■ Goal of the exercise ■
Going through the entries, how many lines include the string "Personal"? Answer only with the number.

■ Material for this exercise ■
%%

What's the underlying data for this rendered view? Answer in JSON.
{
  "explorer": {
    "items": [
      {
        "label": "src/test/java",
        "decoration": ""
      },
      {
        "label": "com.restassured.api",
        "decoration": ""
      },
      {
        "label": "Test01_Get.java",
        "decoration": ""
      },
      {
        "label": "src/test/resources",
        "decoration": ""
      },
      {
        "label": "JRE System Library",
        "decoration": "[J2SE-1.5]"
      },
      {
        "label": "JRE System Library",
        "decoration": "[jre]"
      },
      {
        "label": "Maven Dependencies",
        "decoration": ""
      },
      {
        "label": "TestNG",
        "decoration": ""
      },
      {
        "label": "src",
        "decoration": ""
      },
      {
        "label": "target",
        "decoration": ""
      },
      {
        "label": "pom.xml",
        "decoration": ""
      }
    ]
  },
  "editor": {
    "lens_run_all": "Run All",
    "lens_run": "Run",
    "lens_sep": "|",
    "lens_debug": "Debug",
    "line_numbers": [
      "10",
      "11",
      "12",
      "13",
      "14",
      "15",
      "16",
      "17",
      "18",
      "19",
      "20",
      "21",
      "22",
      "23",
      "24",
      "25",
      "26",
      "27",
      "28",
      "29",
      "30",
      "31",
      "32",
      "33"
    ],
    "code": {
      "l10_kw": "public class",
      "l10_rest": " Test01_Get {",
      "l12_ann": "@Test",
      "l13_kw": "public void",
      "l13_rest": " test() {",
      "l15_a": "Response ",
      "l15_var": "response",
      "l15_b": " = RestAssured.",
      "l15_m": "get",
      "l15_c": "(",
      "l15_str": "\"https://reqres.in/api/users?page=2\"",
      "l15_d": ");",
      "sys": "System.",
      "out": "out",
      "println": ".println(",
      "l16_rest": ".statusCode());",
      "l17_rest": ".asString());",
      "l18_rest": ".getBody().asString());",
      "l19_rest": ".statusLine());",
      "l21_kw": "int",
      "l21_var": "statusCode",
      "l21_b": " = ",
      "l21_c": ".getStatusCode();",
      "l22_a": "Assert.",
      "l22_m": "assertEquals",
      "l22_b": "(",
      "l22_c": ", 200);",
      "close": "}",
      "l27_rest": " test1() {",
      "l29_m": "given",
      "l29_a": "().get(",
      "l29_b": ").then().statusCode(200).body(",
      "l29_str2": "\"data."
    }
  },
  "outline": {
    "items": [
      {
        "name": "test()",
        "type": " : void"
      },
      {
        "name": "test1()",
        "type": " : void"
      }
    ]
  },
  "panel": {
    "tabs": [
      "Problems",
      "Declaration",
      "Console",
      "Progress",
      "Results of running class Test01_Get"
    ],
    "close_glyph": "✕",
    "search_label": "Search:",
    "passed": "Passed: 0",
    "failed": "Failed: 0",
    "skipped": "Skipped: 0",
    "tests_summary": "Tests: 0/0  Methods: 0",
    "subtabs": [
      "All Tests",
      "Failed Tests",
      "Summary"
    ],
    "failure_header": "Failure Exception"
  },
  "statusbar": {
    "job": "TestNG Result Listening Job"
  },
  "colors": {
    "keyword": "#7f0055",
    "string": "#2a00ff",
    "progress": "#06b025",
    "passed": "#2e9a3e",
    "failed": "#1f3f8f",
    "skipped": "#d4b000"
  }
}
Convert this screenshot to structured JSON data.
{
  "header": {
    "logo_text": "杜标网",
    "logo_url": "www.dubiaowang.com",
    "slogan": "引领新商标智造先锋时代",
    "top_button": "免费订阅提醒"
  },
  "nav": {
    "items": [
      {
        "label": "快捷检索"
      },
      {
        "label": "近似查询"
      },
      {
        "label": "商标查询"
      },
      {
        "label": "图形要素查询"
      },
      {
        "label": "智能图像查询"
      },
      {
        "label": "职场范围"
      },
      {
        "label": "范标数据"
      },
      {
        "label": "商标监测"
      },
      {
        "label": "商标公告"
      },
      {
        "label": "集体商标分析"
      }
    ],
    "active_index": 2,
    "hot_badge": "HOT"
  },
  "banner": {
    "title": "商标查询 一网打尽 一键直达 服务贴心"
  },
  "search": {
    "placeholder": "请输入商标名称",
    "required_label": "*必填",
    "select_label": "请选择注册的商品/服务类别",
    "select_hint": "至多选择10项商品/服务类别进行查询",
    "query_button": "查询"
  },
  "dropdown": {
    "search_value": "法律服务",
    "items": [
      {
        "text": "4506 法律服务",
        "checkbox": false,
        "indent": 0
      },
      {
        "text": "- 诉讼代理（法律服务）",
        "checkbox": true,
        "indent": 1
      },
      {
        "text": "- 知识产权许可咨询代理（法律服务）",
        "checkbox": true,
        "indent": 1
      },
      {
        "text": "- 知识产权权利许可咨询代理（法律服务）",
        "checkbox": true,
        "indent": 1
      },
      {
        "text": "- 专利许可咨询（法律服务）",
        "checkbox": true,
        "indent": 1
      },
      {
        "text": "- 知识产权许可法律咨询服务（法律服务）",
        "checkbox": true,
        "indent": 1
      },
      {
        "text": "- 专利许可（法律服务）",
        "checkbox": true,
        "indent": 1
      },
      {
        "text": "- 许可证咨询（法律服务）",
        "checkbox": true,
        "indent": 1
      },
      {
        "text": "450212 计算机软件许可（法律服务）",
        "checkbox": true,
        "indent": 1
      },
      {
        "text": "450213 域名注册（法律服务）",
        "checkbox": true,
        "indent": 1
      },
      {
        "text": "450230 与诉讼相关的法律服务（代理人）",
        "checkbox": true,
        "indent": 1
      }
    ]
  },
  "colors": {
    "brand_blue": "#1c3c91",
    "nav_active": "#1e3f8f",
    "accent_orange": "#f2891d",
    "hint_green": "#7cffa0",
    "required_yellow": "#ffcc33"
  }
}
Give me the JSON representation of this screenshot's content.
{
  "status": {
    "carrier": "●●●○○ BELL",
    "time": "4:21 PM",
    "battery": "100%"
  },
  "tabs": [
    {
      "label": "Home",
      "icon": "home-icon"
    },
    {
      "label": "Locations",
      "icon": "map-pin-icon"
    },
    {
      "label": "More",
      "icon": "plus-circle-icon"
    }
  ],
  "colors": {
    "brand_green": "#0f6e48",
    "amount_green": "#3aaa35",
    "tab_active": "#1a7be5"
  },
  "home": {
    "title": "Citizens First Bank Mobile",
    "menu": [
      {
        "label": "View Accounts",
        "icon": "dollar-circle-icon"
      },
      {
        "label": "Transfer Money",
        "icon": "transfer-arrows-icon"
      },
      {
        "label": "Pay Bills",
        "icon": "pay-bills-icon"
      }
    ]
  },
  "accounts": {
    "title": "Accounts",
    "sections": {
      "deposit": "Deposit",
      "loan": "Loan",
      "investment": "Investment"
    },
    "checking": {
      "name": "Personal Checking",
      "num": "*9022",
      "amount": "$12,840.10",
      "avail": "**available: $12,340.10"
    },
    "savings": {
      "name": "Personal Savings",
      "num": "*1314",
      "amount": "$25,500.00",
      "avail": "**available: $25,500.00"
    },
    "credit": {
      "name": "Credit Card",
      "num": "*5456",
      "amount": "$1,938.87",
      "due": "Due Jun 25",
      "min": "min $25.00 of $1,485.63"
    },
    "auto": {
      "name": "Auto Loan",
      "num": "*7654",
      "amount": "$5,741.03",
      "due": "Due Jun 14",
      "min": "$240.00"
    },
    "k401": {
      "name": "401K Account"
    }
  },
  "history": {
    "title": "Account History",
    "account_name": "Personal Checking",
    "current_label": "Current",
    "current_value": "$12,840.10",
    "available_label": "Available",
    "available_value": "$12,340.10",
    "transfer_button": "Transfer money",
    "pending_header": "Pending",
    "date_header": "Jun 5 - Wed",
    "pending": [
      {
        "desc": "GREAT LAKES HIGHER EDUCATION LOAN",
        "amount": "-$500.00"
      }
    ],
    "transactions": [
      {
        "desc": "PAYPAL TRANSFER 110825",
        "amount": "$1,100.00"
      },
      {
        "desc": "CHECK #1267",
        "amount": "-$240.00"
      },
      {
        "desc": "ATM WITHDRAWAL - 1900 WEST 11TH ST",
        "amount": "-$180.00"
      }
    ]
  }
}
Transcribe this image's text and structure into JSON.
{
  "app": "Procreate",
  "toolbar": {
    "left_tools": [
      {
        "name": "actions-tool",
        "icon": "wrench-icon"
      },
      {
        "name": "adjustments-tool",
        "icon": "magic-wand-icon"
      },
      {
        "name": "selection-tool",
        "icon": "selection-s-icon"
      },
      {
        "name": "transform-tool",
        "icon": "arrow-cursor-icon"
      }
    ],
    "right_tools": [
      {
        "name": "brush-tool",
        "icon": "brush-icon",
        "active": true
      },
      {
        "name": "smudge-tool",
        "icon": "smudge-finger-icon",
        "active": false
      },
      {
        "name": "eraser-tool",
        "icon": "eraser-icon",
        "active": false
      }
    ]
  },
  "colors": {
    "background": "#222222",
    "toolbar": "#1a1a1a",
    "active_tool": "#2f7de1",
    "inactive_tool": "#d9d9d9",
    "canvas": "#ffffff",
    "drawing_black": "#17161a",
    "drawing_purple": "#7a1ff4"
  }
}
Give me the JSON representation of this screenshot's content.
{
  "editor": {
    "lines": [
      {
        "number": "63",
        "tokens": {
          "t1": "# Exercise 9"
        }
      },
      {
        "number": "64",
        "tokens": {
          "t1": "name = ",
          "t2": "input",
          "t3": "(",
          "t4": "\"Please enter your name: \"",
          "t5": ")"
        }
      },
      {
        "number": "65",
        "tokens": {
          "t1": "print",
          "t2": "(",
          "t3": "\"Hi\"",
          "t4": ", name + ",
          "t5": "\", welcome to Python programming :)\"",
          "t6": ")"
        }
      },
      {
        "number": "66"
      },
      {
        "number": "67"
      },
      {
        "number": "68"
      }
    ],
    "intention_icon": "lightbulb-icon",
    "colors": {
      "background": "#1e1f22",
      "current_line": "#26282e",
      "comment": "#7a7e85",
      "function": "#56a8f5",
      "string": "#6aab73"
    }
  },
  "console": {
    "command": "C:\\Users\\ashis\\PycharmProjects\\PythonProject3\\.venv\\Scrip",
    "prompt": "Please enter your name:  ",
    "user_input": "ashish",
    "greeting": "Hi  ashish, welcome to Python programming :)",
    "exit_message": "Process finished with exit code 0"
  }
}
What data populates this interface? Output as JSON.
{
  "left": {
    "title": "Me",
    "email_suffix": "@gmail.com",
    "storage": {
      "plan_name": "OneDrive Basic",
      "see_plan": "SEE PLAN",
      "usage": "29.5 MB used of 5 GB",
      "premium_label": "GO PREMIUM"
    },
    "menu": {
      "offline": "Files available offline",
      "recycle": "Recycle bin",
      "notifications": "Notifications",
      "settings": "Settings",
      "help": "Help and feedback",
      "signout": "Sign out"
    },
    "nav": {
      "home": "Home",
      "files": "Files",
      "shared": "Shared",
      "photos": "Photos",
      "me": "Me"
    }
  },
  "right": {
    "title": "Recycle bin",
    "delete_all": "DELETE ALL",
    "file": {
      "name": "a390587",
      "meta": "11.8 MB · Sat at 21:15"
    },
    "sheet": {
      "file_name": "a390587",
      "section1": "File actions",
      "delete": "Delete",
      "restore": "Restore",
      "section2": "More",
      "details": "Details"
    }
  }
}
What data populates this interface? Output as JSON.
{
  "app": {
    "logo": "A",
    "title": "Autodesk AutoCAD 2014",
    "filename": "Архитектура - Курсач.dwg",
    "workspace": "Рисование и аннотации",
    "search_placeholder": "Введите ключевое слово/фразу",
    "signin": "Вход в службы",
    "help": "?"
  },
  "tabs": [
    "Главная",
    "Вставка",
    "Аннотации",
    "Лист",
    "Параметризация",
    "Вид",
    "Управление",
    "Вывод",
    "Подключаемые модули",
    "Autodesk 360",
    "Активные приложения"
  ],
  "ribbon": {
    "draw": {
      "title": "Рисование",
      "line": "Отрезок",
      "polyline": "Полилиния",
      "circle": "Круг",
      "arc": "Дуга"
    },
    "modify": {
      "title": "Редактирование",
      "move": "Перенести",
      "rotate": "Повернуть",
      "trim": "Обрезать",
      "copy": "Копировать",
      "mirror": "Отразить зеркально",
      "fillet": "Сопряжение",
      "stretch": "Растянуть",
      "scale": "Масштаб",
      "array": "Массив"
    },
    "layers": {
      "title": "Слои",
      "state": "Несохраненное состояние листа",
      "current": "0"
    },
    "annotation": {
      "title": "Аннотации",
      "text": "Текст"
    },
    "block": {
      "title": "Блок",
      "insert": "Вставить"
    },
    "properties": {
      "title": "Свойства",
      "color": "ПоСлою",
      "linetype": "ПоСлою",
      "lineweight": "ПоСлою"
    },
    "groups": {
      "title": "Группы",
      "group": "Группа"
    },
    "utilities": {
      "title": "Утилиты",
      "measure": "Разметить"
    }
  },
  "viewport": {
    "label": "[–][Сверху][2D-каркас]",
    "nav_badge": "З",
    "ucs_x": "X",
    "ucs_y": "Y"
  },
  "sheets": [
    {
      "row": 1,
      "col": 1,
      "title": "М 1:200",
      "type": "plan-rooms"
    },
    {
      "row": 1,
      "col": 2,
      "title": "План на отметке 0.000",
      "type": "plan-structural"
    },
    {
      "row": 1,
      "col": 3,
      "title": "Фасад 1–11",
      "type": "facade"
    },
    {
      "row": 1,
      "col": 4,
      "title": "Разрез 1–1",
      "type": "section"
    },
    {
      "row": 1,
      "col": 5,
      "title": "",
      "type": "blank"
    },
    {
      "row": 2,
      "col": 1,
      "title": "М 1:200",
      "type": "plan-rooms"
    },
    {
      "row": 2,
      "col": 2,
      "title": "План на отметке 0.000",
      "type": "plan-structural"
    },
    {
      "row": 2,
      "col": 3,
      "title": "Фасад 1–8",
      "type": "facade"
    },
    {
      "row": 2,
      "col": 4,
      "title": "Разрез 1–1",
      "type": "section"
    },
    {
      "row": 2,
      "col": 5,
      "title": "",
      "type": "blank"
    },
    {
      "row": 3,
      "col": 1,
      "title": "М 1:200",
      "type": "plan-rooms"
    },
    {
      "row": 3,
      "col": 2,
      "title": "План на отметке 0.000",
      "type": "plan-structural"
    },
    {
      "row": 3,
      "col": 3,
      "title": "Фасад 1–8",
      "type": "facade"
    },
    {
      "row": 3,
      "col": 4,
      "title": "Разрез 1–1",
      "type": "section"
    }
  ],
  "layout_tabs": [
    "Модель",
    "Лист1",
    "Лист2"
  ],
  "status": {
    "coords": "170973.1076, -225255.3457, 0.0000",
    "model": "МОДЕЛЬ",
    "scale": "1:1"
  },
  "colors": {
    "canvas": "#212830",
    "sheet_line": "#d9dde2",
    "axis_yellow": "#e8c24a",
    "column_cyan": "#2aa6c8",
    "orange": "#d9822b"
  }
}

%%

■ Your response ■
3